About this time last year, I was sitting in a committee meeting
at the state capitol. The committee was debating about a proposed
voucher bill that would completely reverse how CSU received funding
from the state.
I was a reporter for the Collegian then, sitting in a stuffy,
hot building that felt more like a middle school classroom than a
room where laws were decided on. A number of university presidents,
including then-CSU President Albert Yates, spoke before the
committee either in favor of or opposing the bill.
After about three hours of sitting in this building, waiting for
the speakers list to be exhausted, a student spoke to the
committee. This student, from CSU, voiced his concerns about the
bill. About the bill’s 140-credit cap that would make some students
ineligible for in-state tuition, about CSU losing its own authority
of raising tuition and mostly asking the committee to strongly
consider the implications the bill might have on the state’s higher
This student drove to Denver, missed classes and was almost late
for a Pearl Jam concert so he could speak on behalf of CSU
students. Dave Bower cared a lot about CSU and wanted to leave
school knowing he did his best to improve student life to the best
of his ability, and that was why Bower was a great Associated
Students of CSU president.
Three years ago, CSU belonged to the Colorado Student
Association, a lobbying organization representing Colorado
universities. ASCSU decided to leave CSA because it was becoming
too costly and too disorganized, but to maintain CSU student
representation at the capitol, ASCSU last year hired a lobbyist to
help lobby against continuing budget cuts and other higher
educational disasters. Without ASCSU, students couldn’t muster up
enough efforts to have a lobbyist in Denver.
Last Monday, I wrote a column about the absence of power ASCSU
has. The point of the column wasn’t to say ASCSU was powerless and
thus worthless, it was a caution to candidates to not make promises
they can’t keep.
True, ASCSU doesn’t have power of things such as parking,
curriculum, policies or the ability to remove those eyesore pigeon
holes that plague the Clark Building and the Lory Student Center –
trust me they have tried but failed.
Last fall, I had to take physical geology to fulfill a science
requirement.
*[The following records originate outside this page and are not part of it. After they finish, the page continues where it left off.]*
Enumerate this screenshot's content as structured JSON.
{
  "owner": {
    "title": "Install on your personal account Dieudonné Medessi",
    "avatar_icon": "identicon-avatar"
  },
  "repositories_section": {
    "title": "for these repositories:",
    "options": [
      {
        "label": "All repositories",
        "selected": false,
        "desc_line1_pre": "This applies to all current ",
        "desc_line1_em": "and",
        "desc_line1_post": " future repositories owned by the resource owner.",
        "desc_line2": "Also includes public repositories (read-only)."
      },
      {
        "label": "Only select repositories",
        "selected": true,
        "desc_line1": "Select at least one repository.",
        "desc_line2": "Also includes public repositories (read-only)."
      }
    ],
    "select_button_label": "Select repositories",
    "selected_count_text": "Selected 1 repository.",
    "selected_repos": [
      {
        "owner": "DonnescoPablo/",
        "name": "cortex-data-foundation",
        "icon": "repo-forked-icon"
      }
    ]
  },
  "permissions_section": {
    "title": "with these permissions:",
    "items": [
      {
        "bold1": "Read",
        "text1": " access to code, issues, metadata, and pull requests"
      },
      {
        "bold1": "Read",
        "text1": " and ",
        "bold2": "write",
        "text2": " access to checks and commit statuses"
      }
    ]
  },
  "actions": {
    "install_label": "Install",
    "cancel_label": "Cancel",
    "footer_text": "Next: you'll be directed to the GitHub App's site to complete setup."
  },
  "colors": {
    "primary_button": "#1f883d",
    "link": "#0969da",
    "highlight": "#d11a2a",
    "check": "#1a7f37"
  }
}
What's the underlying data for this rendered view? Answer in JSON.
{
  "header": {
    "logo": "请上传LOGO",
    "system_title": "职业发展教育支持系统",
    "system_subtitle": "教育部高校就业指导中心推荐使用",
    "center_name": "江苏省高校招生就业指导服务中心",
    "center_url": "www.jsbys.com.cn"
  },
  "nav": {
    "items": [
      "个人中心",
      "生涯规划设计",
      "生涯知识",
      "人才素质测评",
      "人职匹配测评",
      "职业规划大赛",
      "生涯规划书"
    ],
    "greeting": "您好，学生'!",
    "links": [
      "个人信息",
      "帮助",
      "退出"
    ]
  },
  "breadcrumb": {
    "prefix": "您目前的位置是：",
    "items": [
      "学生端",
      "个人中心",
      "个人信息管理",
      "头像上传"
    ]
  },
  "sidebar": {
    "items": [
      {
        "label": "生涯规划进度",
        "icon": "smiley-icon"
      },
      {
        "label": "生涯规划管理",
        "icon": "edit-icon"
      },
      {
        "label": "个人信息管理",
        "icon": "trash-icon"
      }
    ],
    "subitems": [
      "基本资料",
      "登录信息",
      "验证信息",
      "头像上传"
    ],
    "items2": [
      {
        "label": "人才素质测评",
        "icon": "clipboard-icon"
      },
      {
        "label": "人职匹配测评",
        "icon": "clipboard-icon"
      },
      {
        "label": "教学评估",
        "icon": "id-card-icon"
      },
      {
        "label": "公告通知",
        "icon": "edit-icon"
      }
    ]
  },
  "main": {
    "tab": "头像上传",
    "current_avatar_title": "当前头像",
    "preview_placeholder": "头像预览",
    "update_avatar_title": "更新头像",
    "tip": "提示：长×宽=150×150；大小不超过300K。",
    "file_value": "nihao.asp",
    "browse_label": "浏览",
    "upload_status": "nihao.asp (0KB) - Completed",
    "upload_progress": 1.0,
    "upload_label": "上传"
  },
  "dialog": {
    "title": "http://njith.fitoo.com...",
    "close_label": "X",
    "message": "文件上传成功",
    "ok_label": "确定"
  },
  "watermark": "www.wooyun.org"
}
Long story short, I ended up failing the class (funny
because I came to CSU initially majoring in geology and I had a
geology internship at the University of Wyoming). Some might say I
failed the class because it was at 8 a.m., if you asked me I failed
because of a girl – but that is neither here or there.
I am able to take geology again because of a magic policy called
Repeat/Delete. Thousands of students’ GPAs have been saved because
of Repeat/Delete. Two years ago, ASCSU Director of Academics John
Markham worked with administration and faculty to create this
ASCSU has avenues within their grasp to make a difference on
this campus. Ramride is a great example. Ram road trips are another
example (though an overkill in the use of Ram). So is Forever
If the students elect a motivated and dedicated person, he or
she would have the potential to do a lot.
He or she may not be able to fix parking on campus but he or she
may be able to work with the administration and help influence new
programs that would benefit students. The next ASCSU president may
not be able to lower tuition but he or she will be in the position
of working with the president and the state legislature to make
sure students’ interests are being considered.
A lot of students have benefited from ASCSU efforts, whether it
be participating in a road trip to a bowl game or getting a free
T-shirt to promote Rampride or getting a safe ride home after a
night of drinking.
To ensure ASCSU keeps doing these things, its important to vote
for the person who you think is capable of doing the best job.
Chris is the opinion editor of the Collegian. Chris, Dave and
John are all brothers of the Alpha Tau Omega Fraternity.